At the start of World War One the Imperial German Navy had a large number of surface warships deployed around the world. These posed a considerable threat to British mercantile interests, particularly the import of food and fuel supplies. Their elimination was a matter of urgency.
This book covers the major actions and includes the escape of the Goeben and Breslau to Turkey, where they became units of the Turkish Navy serving in the Black and Aegean Seas. The cruiser Emden, detached from the German East Asia Squadron, sank a Russian cruiser, a French destroyer and twenty-one merchant ships, destroying a cargo valued at £3 million. She was later cornered and sunk by the Australian cruiser Sydney while raiding the Cocos Islands. Also mentioned in this book is the mystery of the Karlsruhe, which was destroyed by an internal explosion.
The German East Asiatic Squadron, consisting of the armoured cruisers Schanhorst and Gneisienau and several light cruisers made passage across the Pacific to the west coast of South America where they encountered and sank two British cruisers, the Monmouth and Good Hope, before themselves being sunk off the Falkland Islands.
The Konigsberg operated from Germany’s colony of Tanga. After sinking a British cruisershe hid in the upper reaches of the Rufiji River. After a lengthy naval and air campaign by British forces she was finally destroyed by the indirect fire from two RN Monitors.

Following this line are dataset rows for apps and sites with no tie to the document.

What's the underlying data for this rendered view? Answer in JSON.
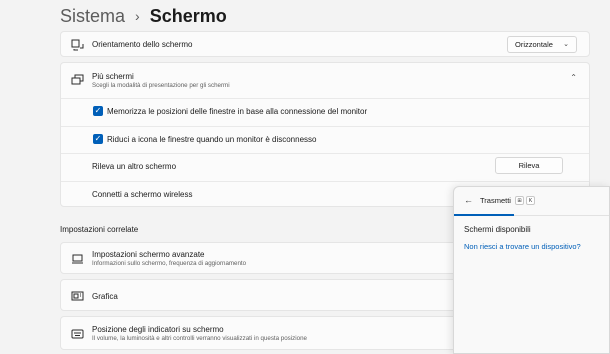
{
  "breadcrumb": {
    "parent": "Sistema",
    "separator": "›",
    "current": "Schermo"
  },
  "orientation": {
    "icon": "screen-rotate-icon",
    "label": "Orientamento dello schermo",
    "value": "Orizzontale"
  },
  "multiple_displays": {
    "icon": "multiple-monitors-icon",
    "title": "Più schermi",
    "subtitle": "Scegli la modalità di presentazione per gli schermi",
    "expanded": true,
    "options": [
      {
        "label": "Memorizza le posizioni delle finestre in base alla connessione del monitor",
        "checked": true
      },
      {
        "label": "Riduci a icona le finestre quando un monitor è disconnesso",
        "checked": true
      }
    ],
    "detect_label": "Rileva un altro schermo",
    "detect_button": "Rileva",
    "wireless_label": "Connetti a schermo wireless"
  },
  "related": {
    "title": "Impostazioni correlate",
    "items": [
      {
        "icon": "laptop-monitor-icon",
        "label": "Impostazioni schermo avanzate",
        "sub": "Informazioni sullo schermo, frequenza di aggiornamento"
      },
      {
        "icon": "graphics-card-icon",
        "label": "Grafica",
        "sub": ""
      },
      {
        "icon": "keyboard-indicator-icon",
        "label": "Posizione degli indicatori su schermo",
        "sub": "Il volume, la luminosità e altri controlli verranno visualizzati in questa posizione"
      }
    ]
  },
  "cast_panel": {
    "title": "Trasmetti",
    "shortcut_keys": [
      "⊞",
      "K"
    ],
    "heading": "Schermi disponibili",
    "link": "Non riesci a trovare un dispositivo?"
  },
  "colors": {
    "accent": "#005fb8",
    "background": "#f3f3f3",
    "card": "#fbfbfb"
  }
}
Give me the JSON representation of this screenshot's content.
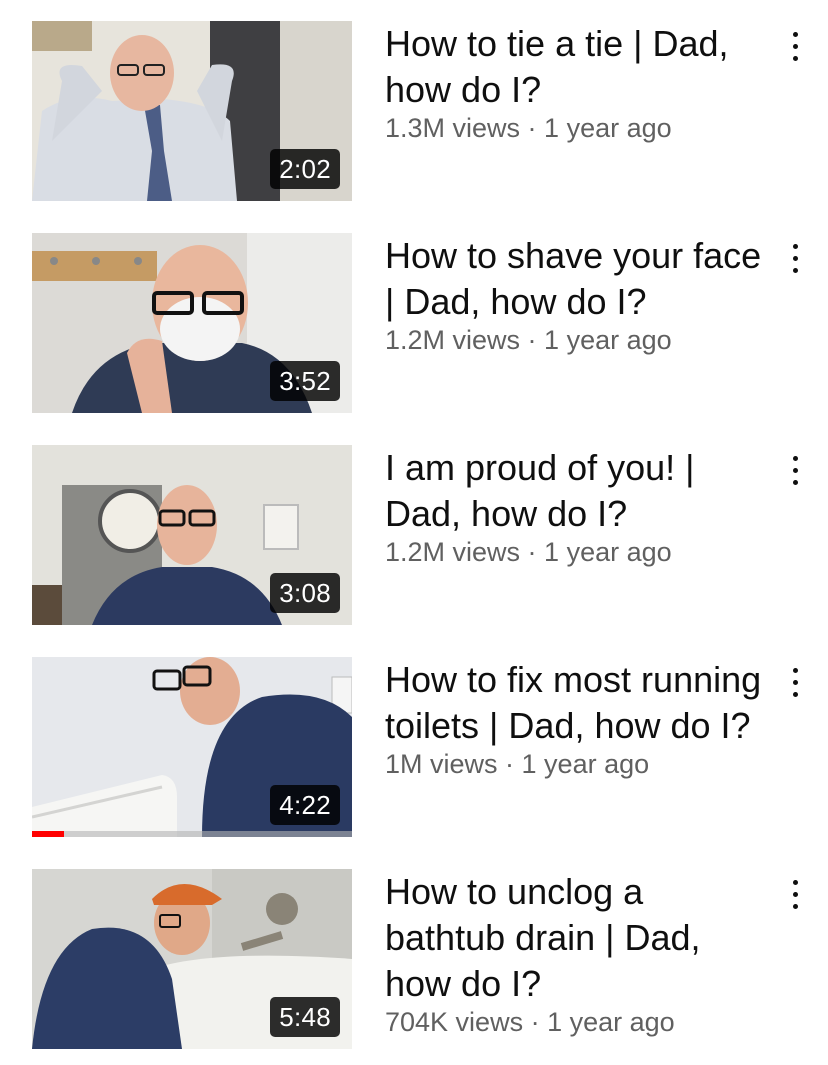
{
  "videos": [
    {
      "title": "How to tie a tie | Dad, how do I?",
      "views": "1.3M views",
      "age": "1 year ago",
      "duration": "2:02",
      "watched_fraction": 0
    },
    {
      "title": "How to shave your face | Dad, how do I?",
      "views": "1.2M views",
      "age": "1 year ago",
      "duration": "3:52",
      "watched_fraction": 0
    },
    {
      "title": "I am proud of you! | Dad, how do I?",
      "views": "1.2M views",
      "age": "1 year ago",
      "duration": "3:08",
      "watched_fraction": 0
    },
    {
      "title": "How to fix most running toilets | Dad, how do I?",
      "views": "1M views",
      "age": "1 year ago",
      "duration": "4:22",
      "watched_fraction": 0.1
    },
    {
      "title": "How to unclog a bathtub drain | Dad, how do I?",
      "views": "704K views",
      "age": "1 year ago",
      "duration": "5:48",
      "watched_fraction": 0
    }
  ],
  "separator": " · ",
  "icons": {
    "more": "more-vert-icon"
  },
  "colors": {
    "progress": "#ff0000",
    "meta_text": "#606060",
    "title_text": "#0f0f0f"
  }
}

By the middle of 1915 the high seas had been mostly cleared of German surface warships, but three armed German ships dominated Lake Tanganyika. Two British armed motor boats were shipped to the West African coast from England where they made their way by river and an overland haulage to the lake, a 400 mile journey. The result was the destruction of the German gun boats and the invasion of Tanganyika by British forces. This operation became the inspiration for CS Forester’s novel The African Queen and the film that followed.
HUNTERS AND THE HUNTED The Elimination of German Surface Warships Around the World 1914-15
This well-written and profusely illustrated book tells the story of the elimination of Germany’s surface raiders by the Royal Navy at the outset of nthe Great War. Among the actions narrated are the hunting of the Emden, the Goeben and the sinking of Von Spee’s Scharnhorst and Gneisenau off the Falklands after they had destroyed a British squadron at Coronel. The last ship to go was the Konigsberg, hunted down in East Africa and the basis for CS Forester’s story The African Queen.